In the interview, Tesar throws nearly everyone he mentions under the bus, including chefs Anthony Bourdain and Tim Love, and -- shocker -- dining criticism in general and Dallas Morning News restaurant critic Leslie Brenner. Tesar's opinions on Brenner are well-documented. (For the record, neither Brenner nor the News was contacted by Playboy about any of the claims Tesar made in the interview.)
But his beef doesn't stop there. The former Top Chef contestant also let words fly about "Southern" cuisine, how Dallas is behind, and young-gun chefs with big egos. We pulled his six most ridiculous quotes from the interview, which can be read in full here.
No one likes Fort Worth chef Tim Love
"Does anybody really like Tim Love? Because it doesn't seem like they do. ... Tim Love used to be my friend then fame bit him in the ass and then he just kind of turned on everybody," Tesar says.
"Lonesome Dove in New York was a freakin' disaster," Tesar says of Love's signature restaurant. "Let's see what happens to Lonesome Dove in Austin."
Why Anthony Bourdain and Tesar are feuding:

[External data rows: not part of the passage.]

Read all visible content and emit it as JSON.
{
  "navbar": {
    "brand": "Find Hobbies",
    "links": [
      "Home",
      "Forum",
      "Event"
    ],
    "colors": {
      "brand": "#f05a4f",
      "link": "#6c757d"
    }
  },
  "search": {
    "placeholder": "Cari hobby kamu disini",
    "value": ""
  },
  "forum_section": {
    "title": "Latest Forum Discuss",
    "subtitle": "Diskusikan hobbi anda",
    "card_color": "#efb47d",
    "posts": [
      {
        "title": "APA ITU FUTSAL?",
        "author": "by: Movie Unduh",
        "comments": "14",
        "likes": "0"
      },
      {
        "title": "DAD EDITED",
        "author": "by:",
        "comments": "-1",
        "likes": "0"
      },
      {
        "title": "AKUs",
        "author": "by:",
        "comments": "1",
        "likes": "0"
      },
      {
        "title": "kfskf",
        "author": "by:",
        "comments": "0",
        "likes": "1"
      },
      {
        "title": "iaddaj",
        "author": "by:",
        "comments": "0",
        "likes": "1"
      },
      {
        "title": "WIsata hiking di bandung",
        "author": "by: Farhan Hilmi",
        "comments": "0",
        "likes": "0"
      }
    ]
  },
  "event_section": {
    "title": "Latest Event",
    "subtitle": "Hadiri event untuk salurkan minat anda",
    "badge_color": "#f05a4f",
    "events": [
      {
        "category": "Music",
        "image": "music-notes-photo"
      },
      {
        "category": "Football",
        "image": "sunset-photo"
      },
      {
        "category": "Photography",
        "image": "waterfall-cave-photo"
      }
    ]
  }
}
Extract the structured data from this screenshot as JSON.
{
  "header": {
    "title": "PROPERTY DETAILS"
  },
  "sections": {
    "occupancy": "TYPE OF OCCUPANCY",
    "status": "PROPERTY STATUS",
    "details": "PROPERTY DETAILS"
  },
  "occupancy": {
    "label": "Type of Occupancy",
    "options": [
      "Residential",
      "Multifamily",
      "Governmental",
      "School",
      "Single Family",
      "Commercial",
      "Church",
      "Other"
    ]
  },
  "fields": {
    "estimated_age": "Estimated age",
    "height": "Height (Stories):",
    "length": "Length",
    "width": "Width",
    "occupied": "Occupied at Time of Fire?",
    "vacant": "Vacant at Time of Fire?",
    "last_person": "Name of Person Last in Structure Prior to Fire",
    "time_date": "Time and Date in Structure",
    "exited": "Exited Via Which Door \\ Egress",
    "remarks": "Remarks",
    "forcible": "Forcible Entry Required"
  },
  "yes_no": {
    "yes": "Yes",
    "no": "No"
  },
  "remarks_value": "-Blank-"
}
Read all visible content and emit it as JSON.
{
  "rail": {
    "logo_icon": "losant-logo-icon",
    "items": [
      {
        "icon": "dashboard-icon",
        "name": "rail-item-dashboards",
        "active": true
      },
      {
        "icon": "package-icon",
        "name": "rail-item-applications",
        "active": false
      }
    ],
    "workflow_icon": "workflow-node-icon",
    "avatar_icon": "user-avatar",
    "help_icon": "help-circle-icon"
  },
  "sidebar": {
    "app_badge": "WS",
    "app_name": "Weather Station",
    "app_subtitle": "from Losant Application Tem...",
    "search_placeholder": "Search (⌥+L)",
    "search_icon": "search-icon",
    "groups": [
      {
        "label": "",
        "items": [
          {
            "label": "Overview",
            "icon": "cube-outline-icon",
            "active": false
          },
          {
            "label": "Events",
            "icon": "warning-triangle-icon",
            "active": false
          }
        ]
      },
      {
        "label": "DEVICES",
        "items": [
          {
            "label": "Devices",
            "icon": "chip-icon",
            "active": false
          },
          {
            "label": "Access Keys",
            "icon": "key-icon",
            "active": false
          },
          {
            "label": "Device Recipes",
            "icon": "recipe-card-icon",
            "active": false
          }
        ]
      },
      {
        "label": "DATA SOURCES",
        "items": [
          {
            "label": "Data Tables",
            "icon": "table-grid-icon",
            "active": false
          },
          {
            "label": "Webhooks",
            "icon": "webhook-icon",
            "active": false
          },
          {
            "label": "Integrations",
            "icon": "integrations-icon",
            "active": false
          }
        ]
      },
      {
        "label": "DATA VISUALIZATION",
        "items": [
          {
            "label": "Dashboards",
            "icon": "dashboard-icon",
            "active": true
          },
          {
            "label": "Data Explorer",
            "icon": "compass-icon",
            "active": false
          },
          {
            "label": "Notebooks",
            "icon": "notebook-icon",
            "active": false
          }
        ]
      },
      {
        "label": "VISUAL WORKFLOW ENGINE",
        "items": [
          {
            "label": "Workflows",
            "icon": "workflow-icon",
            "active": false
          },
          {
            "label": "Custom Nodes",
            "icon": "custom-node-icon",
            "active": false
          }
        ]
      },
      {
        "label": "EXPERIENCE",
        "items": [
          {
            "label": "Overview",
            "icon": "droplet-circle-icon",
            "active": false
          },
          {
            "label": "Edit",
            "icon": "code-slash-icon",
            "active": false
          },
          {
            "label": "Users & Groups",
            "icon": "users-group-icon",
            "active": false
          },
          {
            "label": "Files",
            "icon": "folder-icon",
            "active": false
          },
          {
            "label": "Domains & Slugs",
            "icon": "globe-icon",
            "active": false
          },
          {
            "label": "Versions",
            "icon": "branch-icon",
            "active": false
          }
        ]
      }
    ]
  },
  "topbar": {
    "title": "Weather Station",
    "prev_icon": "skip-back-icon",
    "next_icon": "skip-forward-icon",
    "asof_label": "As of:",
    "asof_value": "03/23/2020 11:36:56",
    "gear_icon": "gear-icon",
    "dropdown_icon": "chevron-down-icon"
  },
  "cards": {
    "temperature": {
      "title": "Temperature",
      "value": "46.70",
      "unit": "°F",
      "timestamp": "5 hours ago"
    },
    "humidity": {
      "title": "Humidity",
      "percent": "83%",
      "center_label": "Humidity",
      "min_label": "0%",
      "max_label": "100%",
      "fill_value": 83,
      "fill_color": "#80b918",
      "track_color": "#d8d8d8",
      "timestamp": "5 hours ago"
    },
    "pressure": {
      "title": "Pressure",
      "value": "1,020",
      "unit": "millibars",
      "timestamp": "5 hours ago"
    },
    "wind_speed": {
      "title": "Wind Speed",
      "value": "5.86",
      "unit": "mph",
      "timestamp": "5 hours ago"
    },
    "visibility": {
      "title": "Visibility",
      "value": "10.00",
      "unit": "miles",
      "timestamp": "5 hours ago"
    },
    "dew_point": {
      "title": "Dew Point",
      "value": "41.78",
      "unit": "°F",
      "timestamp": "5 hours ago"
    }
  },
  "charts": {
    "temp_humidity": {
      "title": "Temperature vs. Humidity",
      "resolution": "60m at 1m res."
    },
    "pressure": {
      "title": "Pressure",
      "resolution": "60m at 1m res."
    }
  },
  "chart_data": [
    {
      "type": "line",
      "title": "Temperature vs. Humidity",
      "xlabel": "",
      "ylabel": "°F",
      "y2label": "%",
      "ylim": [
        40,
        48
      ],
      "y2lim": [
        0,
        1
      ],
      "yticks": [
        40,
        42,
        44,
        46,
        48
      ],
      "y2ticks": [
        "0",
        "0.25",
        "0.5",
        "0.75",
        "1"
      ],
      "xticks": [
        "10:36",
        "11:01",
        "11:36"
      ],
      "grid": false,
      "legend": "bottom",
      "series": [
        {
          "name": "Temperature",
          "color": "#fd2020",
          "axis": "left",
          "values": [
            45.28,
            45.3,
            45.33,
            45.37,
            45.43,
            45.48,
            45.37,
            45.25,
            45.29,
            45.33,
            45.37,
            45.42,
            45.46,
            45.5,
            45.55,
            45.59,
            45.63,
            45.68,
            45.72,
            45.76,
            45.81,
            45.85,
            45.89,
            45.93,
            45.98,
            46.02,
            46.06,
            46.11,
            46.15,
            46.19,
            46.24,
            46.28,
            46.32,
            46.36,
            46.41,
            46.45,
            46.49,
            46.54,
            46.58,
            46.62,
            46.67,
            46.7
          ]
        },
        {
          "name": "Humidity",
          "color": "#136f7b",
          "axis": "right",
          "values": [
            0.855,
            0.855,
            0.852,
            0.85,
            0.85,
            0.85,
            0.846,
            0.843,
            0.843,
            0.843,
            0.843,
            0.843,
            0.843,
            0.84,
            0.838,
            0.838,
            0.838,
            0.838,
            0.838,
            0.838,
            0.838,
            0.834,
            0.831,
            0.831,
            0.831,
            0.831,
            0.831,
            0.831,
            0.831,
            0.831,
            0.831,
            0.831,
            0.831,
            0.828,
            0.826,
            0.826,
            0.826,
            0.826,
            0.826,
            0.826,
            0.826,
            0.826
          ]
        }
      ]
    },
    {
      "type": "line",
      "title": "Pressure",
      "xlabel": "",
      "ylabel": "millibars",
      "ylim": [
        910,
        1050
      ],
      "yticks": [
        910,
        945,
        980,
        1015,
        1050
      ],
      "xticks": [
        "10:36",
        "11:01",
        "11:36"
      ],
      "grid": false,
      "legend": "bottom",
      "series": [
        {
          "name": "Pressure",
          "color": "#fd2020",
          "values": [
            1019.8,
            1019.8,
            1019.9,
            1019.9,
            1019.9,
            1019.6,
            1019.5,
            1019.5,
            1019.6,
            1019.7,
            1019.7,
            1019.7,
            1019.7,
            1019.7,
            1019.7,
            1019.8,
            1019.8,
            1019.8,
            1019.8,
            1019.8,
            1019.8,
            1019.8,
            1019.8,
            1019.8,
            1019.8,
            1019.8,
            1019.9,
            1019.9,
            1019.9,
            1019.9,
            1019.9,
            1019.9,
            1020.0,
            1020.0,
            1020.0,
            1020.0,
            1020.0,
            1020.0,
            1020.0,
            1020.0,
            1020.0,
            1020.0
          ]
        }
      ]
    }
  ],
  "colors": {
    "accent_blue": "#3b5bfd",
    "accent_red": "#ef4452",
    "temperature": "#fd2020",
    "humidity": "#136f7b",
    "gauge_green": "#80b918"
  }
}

"I made a comment about his first wife on The Braiser, and his new wife got pissed off. She wears the pants. Trust me. He's always been dragged around by his (genitals)," Tesar says. "It's nice that he always marries women with strong personalities to take care of him because then he can just wander around, get stoned, drink and tell stories. He's like (expletive) Ernest Hemingway."
Little-known fact: Bourdain is a terrible chef, according to Tesar.
"If you really have an intellectual debate with [Bourdain], you'll learn that he's an amazing writer and storyteller and probably one of the (expletive) chefs that ever lived. The guy can't cook his way out of a paper bag," he says.
Southern cuisine, a.k.a. "peasant food."
"It's the new thing. Everything's like a chicken, or a dumpling, or a fried something, or an okra. It costs nothing. ... It's peasant food. It's American peasant food," Tesar says. "For years I've been told don't call it the South, it's Texas. And now all of a sudden we're going to start bringing Sean Brock (expletive) to (expletive) Dallas?"
A $15 minimum wage? Texas will be the last to enact that, Tesar says, because of all the "illegals."
"What are we going to do, start paying illegals $15 an hour? They're doing five jobs and sending all the money back to Mexico. It's like, where is the government? To a certain extent Donald Trump has a point."
Why Tesar is the greatest chef of all time:
"My friends call me Yoda now. Because like, OK, I can kick your ass, but I'd rather sit in the corner peacefully and give sound-bites and good advice," he says.